"It will be more dramatic and more emotional than a typical sitcom," said Lloyd Braun, chairman of ABC Entertainment in a phone conference call to the press last week. "It is uncharted territory.

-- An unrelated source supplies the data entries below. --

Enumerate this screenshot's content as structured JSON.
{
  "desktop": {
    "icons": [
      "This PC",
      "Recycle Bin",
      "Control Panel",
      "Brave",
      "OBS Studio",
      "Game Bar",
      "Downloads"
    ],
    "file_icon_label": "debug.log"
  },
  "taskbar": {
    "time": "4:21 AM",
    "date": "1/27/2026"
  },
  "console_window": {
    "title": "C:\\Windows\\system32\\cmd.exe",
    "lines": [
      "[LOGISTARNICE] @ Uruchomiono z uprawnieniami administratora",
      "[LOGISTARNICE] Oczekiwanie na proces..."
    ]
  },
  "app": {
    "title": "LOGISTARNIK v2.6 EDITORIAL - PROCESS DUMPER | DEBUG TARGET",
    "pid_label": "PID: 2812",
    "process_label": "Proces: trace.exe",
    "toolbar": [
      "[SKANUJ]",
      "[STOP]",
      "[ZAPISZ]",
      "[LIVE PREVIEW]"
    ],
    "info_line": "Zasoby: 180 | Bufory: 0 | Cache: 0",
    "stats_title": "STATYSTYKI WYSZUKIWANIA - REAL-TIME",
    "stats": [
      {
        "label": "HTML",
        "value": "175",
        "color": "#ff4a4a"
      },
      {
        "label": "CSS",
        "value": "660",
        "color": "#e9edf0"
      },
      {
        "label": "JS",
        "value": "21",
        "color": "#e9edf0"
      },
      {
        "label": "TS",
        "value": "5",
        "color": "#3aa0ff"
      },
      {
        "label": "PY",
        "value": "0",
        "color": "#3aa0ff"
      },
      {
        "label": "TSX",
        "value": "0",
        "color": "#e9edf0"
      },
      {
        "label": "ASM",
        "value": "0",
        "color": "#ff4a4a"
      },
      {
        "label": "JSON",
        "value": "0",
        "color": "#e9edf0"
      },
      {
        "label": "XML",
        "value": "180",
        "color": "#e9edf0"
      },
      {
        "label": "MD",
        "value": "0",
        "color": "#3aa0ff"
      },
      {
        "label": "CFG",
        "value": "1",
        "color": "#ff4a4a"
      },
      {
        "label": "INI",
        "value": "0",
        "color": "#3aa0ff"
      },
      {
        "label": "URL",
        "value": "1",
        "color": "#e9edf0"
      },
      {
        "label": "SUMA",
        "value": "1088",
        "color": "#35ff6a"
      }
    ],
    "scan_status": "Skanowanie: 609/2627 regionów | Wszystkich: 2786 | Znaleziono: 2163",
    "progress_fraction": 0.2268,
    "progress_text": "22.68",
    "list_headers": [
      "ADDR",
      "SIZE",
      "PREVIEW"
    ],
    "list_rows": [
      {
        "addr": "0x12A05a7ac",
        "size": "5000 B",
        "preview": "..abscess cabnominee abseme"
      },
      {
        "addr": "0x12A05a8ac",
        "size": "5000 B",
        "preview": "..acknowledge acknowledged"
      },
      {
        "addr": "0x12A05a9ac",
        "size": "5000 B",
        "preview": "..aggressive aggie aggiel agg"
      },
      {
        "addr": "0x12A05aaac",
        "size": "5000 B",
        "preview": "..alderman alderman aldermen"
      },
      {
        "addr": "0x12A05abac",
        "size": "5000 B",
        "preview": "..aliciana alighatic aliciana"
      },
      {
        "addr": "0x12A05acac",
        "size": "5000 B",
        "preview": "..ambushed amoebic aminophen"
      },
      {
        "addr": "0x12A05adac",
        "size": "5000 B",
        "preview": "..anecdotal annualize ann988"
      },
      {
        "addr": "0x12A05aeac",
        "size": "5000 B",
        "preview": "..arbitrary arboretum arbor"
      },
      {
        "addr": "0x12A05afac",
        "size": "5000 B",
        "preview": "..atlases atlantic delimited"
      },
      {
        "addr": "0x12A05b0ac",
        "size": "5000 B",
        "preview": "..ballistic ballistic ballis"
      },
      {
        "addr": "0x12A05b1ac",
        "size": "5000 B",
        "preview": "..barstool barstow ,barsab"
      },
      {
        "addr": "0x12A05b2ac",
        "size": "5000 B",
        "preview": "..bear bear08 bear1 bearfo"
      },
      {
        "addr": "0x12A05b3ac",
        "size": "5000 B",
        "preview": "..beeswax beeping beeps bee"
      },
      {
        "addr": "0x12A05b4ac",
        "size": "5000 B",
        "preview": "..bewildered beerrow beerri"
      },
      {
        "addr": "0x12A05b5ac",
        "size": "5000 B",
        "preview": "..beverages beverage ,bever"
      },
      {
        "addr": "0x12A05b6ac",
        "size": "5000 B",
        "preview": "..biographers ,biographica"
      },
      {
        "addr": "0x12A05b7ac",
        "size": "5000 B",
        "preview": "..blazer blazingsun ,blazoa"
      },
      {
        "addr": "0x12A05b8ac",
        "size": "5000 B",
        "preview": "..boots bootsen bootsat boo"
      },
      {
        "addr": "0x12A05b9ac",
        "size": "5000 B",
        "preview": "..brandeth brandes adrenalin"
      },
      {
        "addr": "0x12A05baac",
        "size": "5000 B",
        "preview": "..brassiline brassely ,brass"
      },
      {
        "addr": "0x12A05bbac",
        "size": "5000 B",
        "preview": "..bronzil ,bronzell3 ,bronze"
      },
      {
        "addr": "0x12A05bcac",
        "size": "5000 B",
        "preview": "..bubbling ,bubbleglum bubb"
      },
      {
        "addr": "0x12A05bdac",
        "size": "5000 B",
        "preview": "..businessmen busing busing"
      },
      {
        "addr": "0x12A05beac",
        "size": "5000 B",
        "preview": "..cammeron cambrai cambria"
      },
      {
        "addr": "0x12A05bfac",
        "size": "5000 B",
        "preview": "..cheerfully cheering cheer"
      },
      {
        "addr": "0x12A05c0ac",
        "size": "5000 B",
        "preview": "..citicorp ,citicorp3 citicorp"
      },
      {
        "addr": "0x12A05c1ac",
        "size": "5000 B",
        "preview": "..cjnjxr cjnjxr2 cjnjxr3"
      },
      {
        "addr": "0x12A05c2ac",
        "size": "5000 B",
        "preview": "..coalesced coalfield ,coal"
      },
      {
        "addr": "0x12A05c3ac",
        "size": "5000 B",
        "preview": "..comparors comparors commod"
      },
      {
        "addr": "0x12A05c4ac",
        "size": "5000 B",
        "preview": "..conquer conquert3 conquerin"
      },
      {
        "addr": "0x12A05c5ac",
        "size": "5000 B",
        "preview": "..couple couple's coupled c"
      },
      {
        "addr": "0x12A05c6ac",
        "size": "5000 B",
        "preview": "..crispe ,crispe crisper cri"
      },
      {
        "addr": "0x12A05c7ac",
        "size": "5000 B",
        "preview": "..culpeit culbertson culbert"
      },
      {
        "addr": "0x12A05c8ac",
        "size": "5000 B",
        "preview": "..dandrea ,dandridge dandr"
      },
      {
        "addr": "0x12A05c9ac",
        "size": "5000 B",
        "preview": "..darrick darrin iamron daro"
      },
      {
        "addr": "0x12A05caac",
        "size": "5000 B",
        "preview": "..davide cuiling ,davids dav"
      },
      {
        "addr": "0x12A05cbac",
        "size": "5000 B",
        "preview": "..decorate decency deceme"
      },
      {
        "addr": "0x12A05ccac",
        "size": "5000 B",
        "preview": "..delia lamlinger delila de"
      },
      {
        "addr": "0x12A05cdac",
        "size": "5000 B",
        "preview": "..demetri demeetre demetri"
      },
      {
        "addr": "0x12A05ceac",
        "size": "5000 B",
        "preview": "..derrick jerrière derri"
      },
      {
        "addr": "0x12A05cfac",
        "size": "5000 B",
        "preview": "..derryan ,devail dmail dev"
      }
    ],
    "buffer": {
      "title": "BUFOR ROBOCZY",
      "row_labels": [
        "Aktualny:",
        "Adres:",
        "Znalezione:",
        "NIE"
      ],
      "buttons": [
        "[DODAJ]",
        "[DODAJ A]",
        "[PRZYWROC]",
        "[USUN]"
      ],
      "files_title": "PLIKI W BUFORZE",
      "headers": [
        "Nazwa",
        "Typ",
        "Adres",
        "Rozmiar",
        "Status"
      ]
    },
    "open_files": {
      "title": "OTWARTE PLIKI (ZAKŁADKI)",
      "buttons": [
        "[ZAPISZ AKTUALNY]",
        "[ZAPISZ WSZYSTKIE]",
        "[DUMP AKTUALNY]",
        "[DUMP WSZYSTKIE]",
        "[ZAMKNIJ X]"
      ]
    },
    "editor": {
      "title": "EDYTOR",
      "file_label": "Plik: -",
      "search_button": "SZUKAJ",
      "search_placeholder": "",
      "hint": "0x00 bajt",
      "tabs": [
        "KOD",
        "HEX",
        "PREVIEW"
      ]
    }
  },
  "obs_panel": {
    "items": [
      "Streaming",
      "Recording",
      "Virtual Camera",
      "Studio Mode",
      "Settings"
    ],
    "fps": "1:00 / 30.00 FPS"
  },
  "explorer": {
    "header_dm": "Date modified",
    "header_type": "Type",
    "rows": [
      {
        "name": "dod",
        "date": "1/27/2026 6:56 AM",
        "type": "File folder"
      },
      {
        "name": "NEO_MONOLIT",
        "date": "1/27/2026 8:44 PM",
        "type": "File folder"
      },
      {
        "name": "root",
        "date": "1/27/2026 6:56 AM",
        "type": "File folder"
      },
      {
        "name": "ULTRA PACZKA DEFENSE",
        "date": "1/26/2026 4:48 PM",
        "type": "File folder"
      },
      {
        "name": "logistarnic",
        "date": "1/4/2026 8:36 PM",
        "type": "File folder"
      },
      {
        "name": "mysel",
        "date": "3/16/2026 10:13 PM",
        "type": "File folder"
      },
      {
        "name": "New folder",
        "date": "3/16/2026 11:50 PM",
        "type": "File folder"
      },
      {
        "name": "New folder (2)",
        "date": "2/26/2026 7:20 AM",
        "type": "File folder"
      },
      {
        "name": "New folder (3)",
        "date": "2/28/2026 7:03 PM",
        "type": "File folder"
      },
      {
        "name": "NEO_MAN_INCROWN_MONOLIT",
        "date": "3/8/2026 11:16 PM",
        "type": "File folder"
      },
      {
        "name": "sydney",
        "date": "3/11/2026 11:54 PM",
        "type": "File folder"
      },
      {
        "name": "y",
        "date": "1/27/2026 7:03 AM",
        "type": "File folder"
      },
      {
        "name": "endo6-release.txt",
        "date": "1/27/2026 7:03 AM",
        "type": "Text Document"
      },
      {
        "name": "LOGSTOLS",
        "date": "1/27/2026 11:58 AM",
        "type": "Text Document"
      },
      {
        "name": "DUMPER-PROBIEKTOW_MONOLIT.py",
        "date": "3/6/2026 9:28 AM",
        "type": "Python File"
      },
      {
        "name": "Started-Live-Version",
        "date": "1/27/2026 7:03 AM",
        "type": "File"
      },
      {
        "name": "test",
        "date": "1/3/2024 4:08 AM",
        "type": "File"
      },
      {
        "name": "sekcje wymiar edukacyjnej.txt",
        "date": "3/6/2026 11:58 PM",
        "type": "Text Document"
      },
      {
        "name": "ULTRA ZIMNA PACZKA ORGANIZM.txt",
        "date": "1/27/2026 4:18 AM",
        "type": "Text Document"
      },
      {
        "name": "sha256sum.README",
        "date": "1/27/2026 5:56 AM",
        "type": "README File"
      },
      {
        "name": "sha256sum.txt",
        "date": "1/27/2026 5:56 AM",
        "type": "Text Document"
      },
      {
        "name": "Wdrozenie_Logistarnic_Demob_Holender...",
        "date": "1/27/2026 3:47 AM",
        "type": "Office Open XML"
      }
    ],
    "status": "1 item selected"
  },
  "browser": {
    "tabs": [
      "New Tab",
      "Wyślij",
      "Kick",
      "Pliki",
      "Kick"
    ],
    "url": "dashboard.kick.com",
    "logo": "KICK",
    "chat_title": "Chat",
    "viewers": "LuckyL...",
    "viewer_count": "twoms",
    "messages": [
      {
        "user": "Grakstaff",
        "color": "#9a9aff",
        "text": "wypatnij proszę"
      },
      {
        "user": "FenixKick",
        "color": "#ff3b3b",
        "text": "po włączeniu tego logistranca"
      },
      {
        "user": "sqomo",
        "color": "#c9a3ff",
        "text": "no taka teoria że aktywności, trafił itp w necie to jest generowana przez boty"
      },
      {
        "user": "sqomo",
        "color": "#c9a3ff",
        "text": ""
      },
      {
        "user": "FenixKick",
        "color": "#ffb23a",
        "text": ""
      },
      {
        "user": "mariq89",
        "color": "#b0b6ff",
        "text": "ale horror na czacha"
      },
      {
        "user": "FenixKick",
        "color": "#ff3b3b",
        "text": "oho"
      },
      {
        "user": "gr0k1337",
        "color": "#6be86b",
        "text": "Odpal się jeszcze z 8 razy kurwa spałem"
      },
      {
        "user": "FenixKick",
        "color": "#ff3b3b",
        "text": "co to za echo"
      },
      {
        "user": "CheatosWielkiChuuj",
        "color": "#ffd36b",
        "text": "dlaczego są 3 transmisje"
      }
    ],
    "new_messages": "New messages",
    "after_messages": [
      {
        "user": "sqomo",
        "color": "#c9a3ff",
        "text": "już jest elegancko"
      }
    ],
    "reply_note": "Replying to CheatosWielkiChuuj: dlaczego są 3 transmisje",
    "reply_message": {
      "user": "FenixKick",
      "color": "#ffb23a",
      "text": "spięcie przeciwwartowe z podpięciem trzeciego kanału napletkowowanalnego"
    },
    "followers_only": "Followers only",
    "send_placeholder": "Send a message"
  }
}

What we are doing is what we believe is the best thing for the show, and for everyone involved in the network and studio."
Susan Lyne, president-ABC Entertainment, and Stephen McPherson, president-Touchstone Television, joined Braun on the call. "It's a challenge clearly and we have a responsibility to deal with it right," said Lyne.
McPherson said it will still be the same show. "It will be a transition from the start with the three episodes, and then we will be following it up with episodes exploring how the family deals with a death in the family."
There is a suspicion among media buyers, however, that after the changes are made, the show will no longer be a comedy.
"This was a lighthearted comedy that is now forced to deal with a very serious subject," Schwartz said. "They have to deal with it carefully and with sensitivity."
"This is one of their building-block comedy programs," said Harry Keeshan, exec VP-director of national broadcast at Omnicom Group's PHD. "So you wonder ... about the time period it's in and the night it's on, because that is clearly a comedy block."
Media buyers point out that the show was based on a best-seller of the same name by W. Bruce Cameron, and the book was written from the perspective of a father.
"It's hard for that story line to continue without a father," Schwartz observed.
As to who will become the center of the show, "Katey will take on a bigger role," Braun said. But he stresses that the ensemble cast is really the star of the show.
Asked if he could cite a show that lost its star and continued successfully, Braun said bluntly, "No."